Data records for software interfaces
★ ★ ★ ★ ★ ★ ★
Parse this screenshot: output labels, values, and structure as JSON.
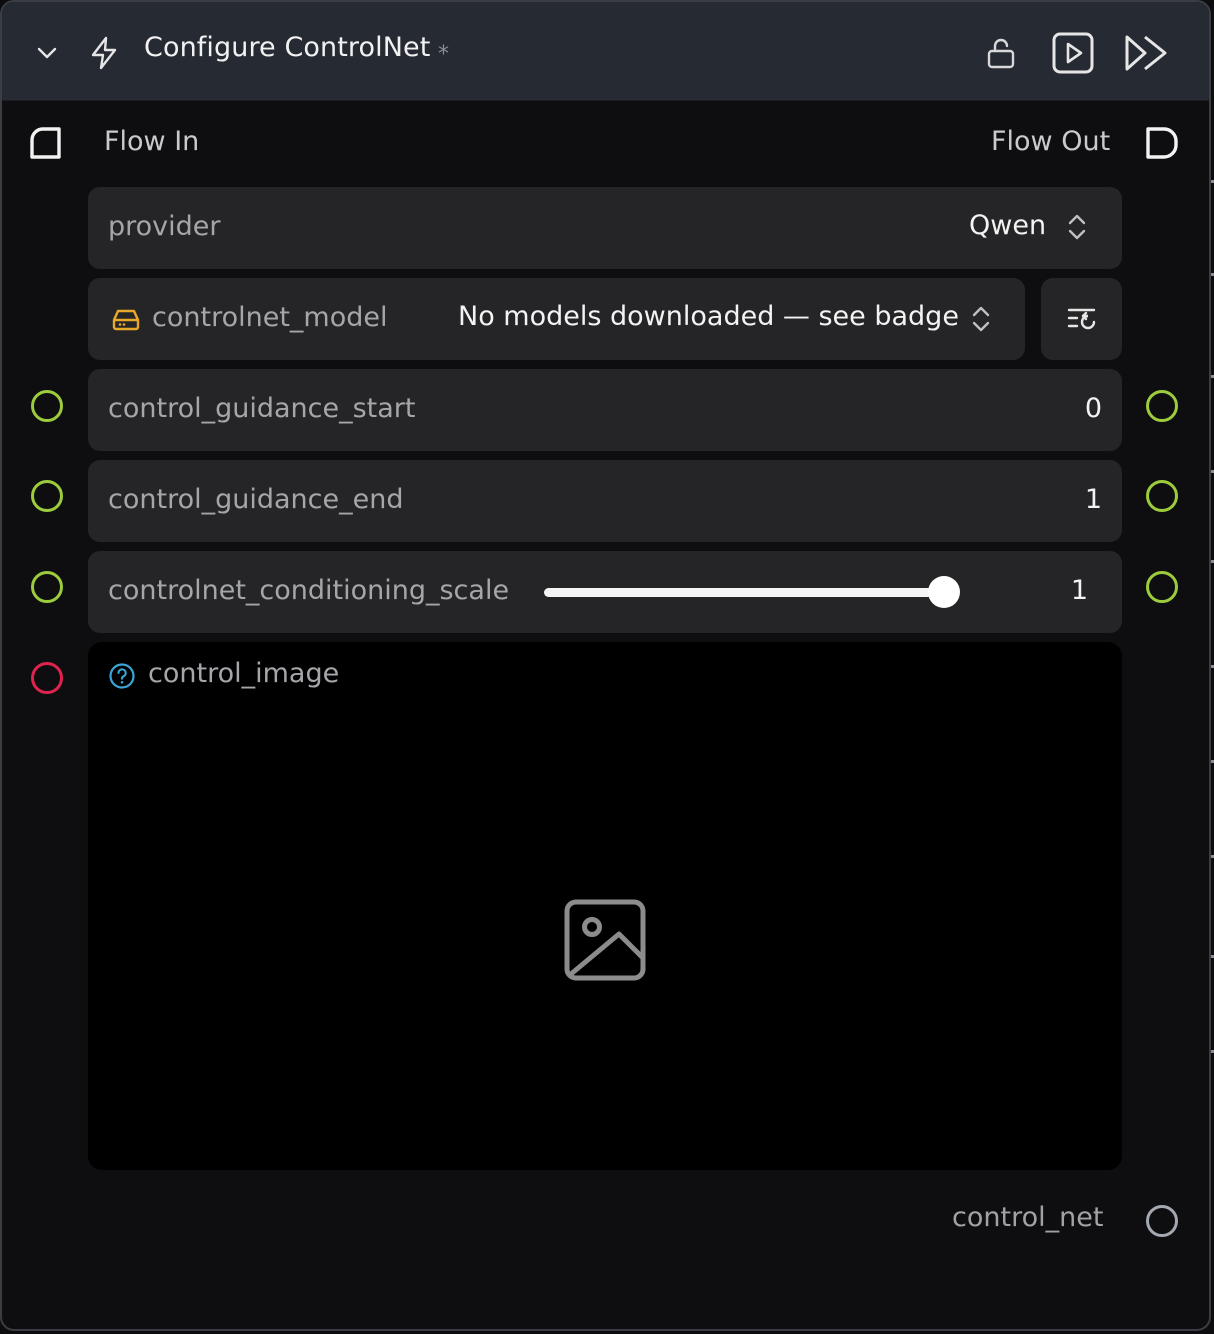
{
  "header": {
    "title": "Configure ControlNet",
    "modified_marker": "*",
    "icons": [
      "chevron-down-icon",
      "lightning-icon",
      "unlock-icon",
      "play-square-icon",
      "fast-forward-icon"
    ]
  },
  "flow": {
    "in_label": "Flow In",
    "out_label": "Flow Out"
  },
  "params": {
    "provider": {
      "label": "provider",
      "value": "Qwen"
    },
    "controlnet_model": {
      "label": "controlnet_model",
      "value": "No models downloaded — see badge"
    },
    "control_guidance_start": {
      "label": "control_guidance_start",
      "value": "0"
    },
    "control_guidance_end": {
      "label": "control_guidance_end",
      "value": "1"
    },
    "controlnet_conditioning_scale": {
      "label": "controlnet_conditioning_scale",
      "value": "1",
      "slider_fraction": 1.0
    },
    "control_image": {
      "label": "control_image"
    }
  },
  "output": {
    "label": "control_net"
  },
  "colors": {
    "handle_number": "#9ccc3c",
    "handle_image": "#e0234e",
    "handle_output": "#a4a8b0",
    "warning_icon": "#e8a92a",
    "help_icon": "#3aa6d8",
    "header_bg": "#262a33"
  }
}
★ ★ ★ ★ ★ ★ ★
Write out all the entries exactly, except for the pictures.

Parse this screenshot: output labels, values, and structure as JSON.
{
  "header": {
    "title": "Configure ControlNet",
    "modified_marker": "*",
    "icons": [
      "chevron-down-icon",
      "lightning-icon",
      "unlock-icon",
      "play-square-icon",
      "fast-forward-icon"
    ]
  },
  "flow": {
    "in_label": "Flow In",
    "out_label": "Flow Out"
  },
  "params": {
    "provider": {
      "label": "provider",
      "value": "Qwen"
    },
    "controlnet_model": {
      "label": "controlnet_model",
      "value": "No models downloaded — see badge"
    },
    "control_guidance_start": {
      "label": "control_guidance_start",
      "value": "0"
    },
    "control_guidance_end": {
      "label": "control_guidance_end",
      "value": "1"
    },
    "controlnet_conditioning_scale": {
      "label": "controlnet_conditioning_scale",
      "value": "1",
      "slider_fraction": 1.0
    },
    "control_image": {
      "label": "control_image"
    }
  },
  "output": {
    "label": "control_net"
  },
  "colors": {
    "handle_number": "#9ccc3c",
    "handle_image": "#e0234e",
    "handle_output": "#a4a8b0",
    "warning_icon": "#e8a92a",
    "help_icon": "#3aa6d8",
    "header_bg": "#262a33"
  }
}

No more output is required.